Tēnā koutou te kāhui ā te Atua,Greetings to all God’s people. Kāhore he Hūrai, kāhore he Kariki, kāhore he pononga, kāhore he rangatira, kāhore he tane, wahine rānei; he tangata kotahi tonu hoki koutou katoa i roto i a Karaiti Īhu.There is neither Jew nor Gentile, neither slave nor free, nor is there male and female, for you are all one in Christ Jesus. (Galatians 3:28) This Sunday marks Te Pouhere in the Anglican church calendar, which celebrates our life as a three Tikanga Church in Aotearoa, New Zealand and Polynesia. What is Te Pouhere and Why Was it Formed?What is the meaning of Te Pouhere? The Māori word ‘Pou’ is translated ‘post’ and the Māori word ‘here’ is translated ‘bind’. Te Pouhere is a revised constitution established in 1992, which provides an opportunity for each of the three partners to express their tikanga – their way, style, or cultural model. These three partners are Tikanga Māori, Tikanga Pākehā and Tikanga Pasefika. They are to express their minds as equal partners in the decision-making process of the General Synod and to exercise mission and ministry to God’s people within the culture of each partner.
For Māori, the 1857 constitution and the 1992 revised constitution has not been truly honoured in terms of partnership and resource sharing. However, in recent times we have seen that there have been some promising steps that we are working towards in achieving an equal partnership.
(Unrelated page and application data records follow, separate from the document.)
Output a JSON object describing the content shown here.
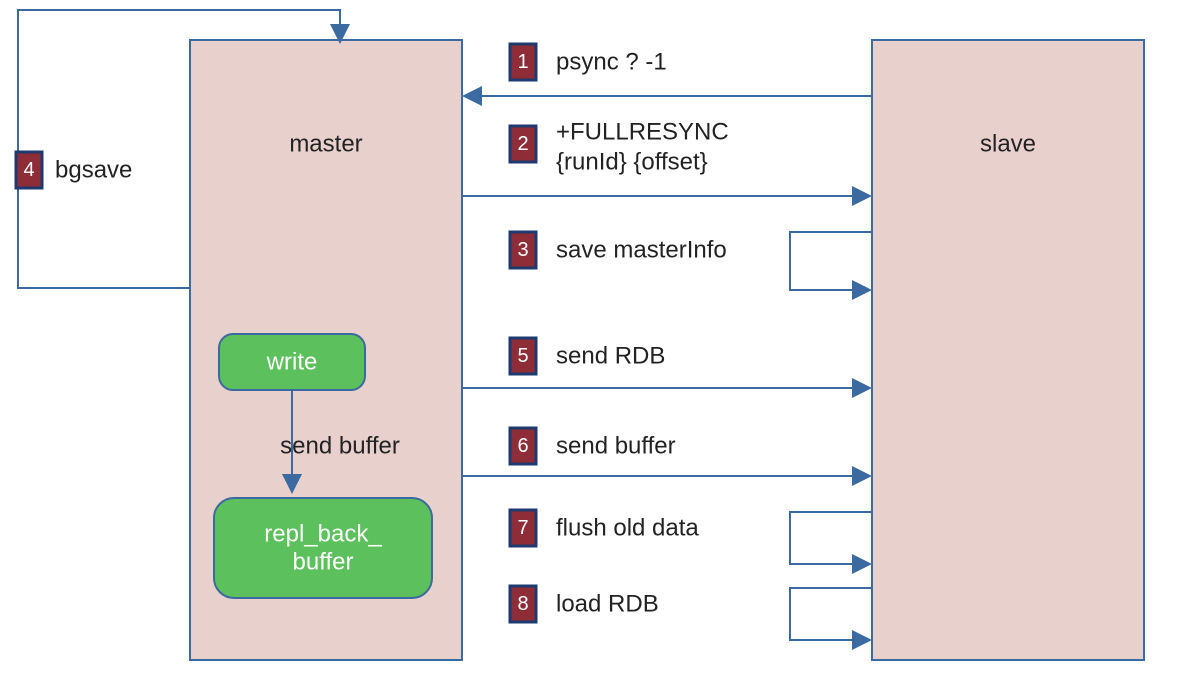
{
  "master": {
    "title": "master"
  },
  "slave": {
    "title": "slave"
  },
  "write_box": {
    "label": "write"
  },
  "buffer_box": {
    "label_line1": "repl_back_",
    "label_line2": "buffer"
  },
  "send_buffer_inner": "send buffer",
  "steps": {
    "s1": {
      "num": "1",
      "text": "psync ? -1"
    },
    "s2": {
      "num": "2",
      "text_line1": "+FULLRESYNC",
      "text_line2": "{runId} {offset}"
    },
    "s3": {
      "num": "3",
      "text": "save masterInfo"
    },
    "s4": {
      "num": "4",
      "text": "bgsave"
    },
    "s5": {
      "num": "5",
      "text": "send RDB"
    },
    "s6": {
      "num": "6",
      "text": "send buffer"
    },
    "s7": {
      "num": "7",
      "text": "flush old data"
    },
    "s8": {
      "num": "8",
      "text": "load RDB"
    }
  }
}
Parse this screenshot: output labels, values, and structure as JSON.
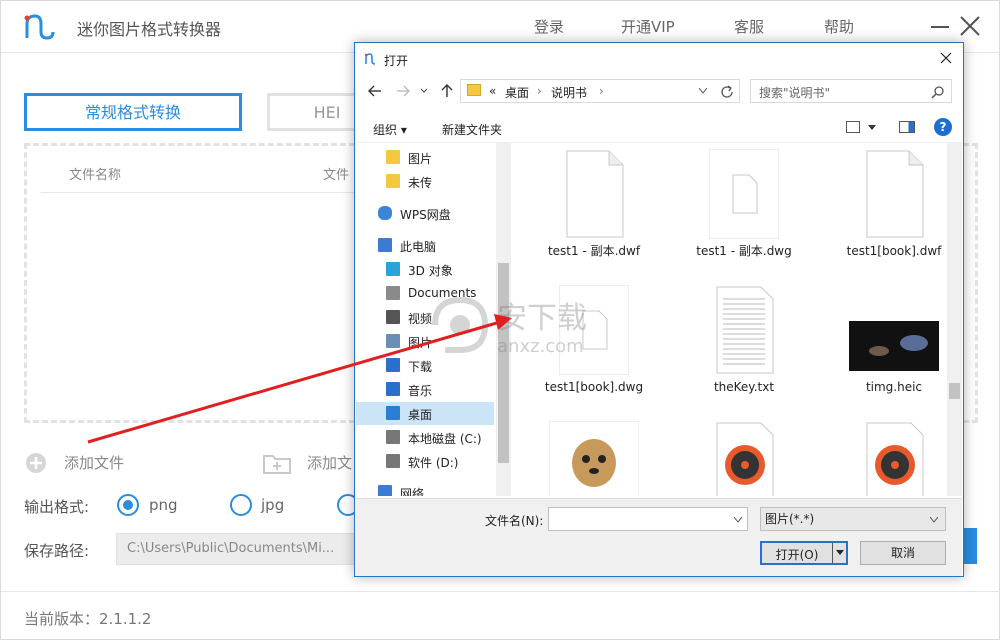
{
  "app": {
    "title": "迷你图片格式转换器",
    "nav": {
      "login": "登录",
      "vip": "开通VIP",
      "service": "客服",
      "help": "帮助"
    },
    "tabs": {
      "standard": "常规格式转换",
      "heic": "HEI"
    },
    "columns": {
      "filename": "文件名称",
      "filetype": "文件"
    },
    "actions": {
      "add_file": "添加文件",
      "add_folder": "添加文"
    },
    "output": {
      "label": "输出格式:",
      "options": [
        "png",
        "jpg"
      ],
      "selected": "png"
    },
    "save_path": {
      "label": "保存路径:",
      "value": "C:\\Users\\Public\\Documents\\Mi..."
    },
    "version": "当前版本：2.1.1.2",
    "accent_color": "#2a8de0"
  },
  "dialog": {
    "title": "打开",
    "address": {
      "prefix": "«",
      "crumbs": [
        "桌面",
        "说明书"
      ]
    },
    "search_placeholder": "搜索\"说明书\"",
    "commands": {
      "organize": "组织 ▾",
      "new_folder": "新建文件夹"
    },
    "nav_items": [
      {
        "label": "图片",
        "icon": "folder-icon"
      },
      {
        "label": "未传",
        "icon": "folder-icon"
      },
      {
        "label": "WPS网盘",
        "icon": "cloud-icon"
      },
      {
        "label": "此电脑",
        "icon": "computer-icon"
      },
      {
        "label": "3D 对象",
        "icon": "cube-icon"
      },
      {
        "label": "Documents",
        "icon": "document-icon"
      },
      {
        "label": "视频",
        "icon": "video-icon"
      },
      {
        "label": "图片",
        "icon": "picture-icon"
      },
      {
        "label": "下载",
        "icon": "download-icon"
      },
      {
        "label": "音乐",
        "icon": "music-icon"
      },
      {
        "label": "桌面",
        "icon": "desktop-icon"
      },
      {
        "label": "本地磁盘 (C:)",
        "icon": "drive-icon"
      },
      {
        "label": "软件 (D:)",
        "icon": "drive-icon"
      },
      {
        "label": "网络",
        "icon": "network-icon"
      }
    ],
    "files": [
      {
        "name": "test1 - 副本.dwf",
        "kind": "blank"
      },
      {
        "name": "test1 - 副本.dwg",
        "kind": "dwg"
      },
      {
        "name": "test1[book].dwf",
        "kind": "blank"
      },
      {
        "name": "test1[book].dwg",
        "kind": "dwg"
      },
      {
        "name": "theKey.txt",
        "kind": "txt"
      },
      {
        "name": "timg.heic",
        "kind": "image"
      },
      {
        "name": "",
        "kind": "dog"
      },
      {
        "name": "",
        "kind": "disc"
      },
      {
        "name": "",
        "kind": "disc"
      }
    ],
    "filename_label": "文件名(N):",
    "filename_value": "",
    "filetype": "图片(*.*)",
    "open_label": "打开(O)",
    "cancel_label": "取消"
  },
  "watermark": {
    "text": "安下载",
    "sub": "anxz.com"
  }
}
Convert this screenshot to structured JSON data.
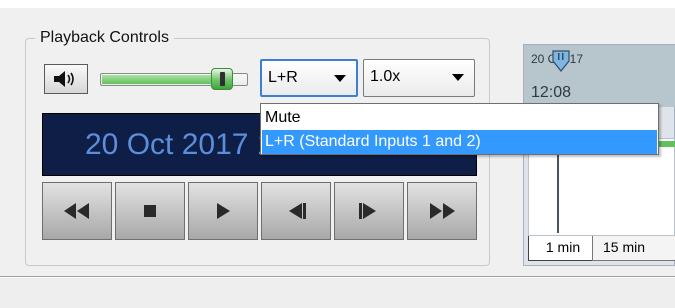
{
  "group_title": "Playback Controls",
  "icons": {
    "speaker": "speaker-icon",
    "rewind": "rewind-icon",
    "stop": "stop-icon",
    "play": "play-icon",
    "step_back": "step-back-icon",
    "step_forward": "step-forward-icon",
    "fast_forward": "fast-forward-icon",
    "dropdown_arrow": "chevron-down-icon",
    "playhead": "playhead-marker-icon"
  },
  "volume": {
    "level": 0.88
  },
  "channel_select": {
    "value": "L+R",
    "options": [
      "Mute",
      "L+R  (Standard Inputs 1 and 2)"
    ],
    "highlighted_index": 1
  },
  "speed_select": {
    "value": "1.0x"
  },
  "clock_display": "20 Oct 2017   12:08:00",
  "timeline": {
    "date_line1": "20 Oct 17",
    "date_line2": "12:08",
    "tabs": [
      "1 min",
      "15 min"
    ]
  },
  "colors": {
    "selection": "#3399ff",
    "clock_bg": "#0e1e46",
    "clock_text": "#5b8fdc",
    "volume_fill": "#62c15c"
  }
}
Below are some examples of the turning of the tide.Te Pouhere in Te Takiwā o ManukauMission and Ministry Continues Under Lockdown The Māori ministry team has been blessed to continue proclaiming the Gospel throughout this period of lockdown in New Zealand through the use of live-streaming networks and media platforms. From the 24th of May 2020, Howard Karaka – fellow Evangelist to Māori with NZCMS – along with Archdeacon Lyndon Drake and myself (Keri-Ann Hokianga), have started offering a weekly 30-minute worship service called “Karakia Rātapu” onto Radio Waatea here in Auckland. We collaborate with our Pākehā brothers from the Christian Broadcasting Association who use their resources to pre-record the service for us. They have also created a podcast for the service and we are so blessed that they’re using their gifts to help us proclaim the word of God in our context. We are receiving communication from some un-churched people who are now subscribing to our podcast and letting us know that they will be listening every Sunday. Praise be to God!This has been made possible by the grace of God through Te Rangapū (Partnership) between Te Takiwā o Manukau, the Christian Broadcasting Association, and Radio Waatea.
Te Pouhere in the Context of Māori EvangelismThe roots of the Gospel being shared in Aotearoa began through friendship and partnership. At Oihi Bay on Christmas Day in 1814, Reverend Samuel Marsden from CMS preached from Luke 2:10, with Ngā Puhi chief Ruatara translated into Te Reo Māori. This partnership to preach the Gospel message began a journey of many Māori being converted to Christianity and this continued to grow as Māori became pivotal evangelists to their own people. The pattern of this partnership between Rev. Samuel Marsden and Chief Ruatara to effectively spread the Good News of Jesus Christ here in Aotearoa is still being realised today. Praise God that I am one of two Māori Evangelists to partner with NZCMS in 2020, proclaiming the Gospel to our nation. God is doing a powerful and wonderful thing and we are so excited to be part of His plan as we work together. Keri-Ann is one of NZCMS’ Mission Partners evangelising to Maori. Click the photo of Keri-Ann below to learn more about her life and ministry.
Keri-Ann Hokianga, NZCMS Maori Evangelist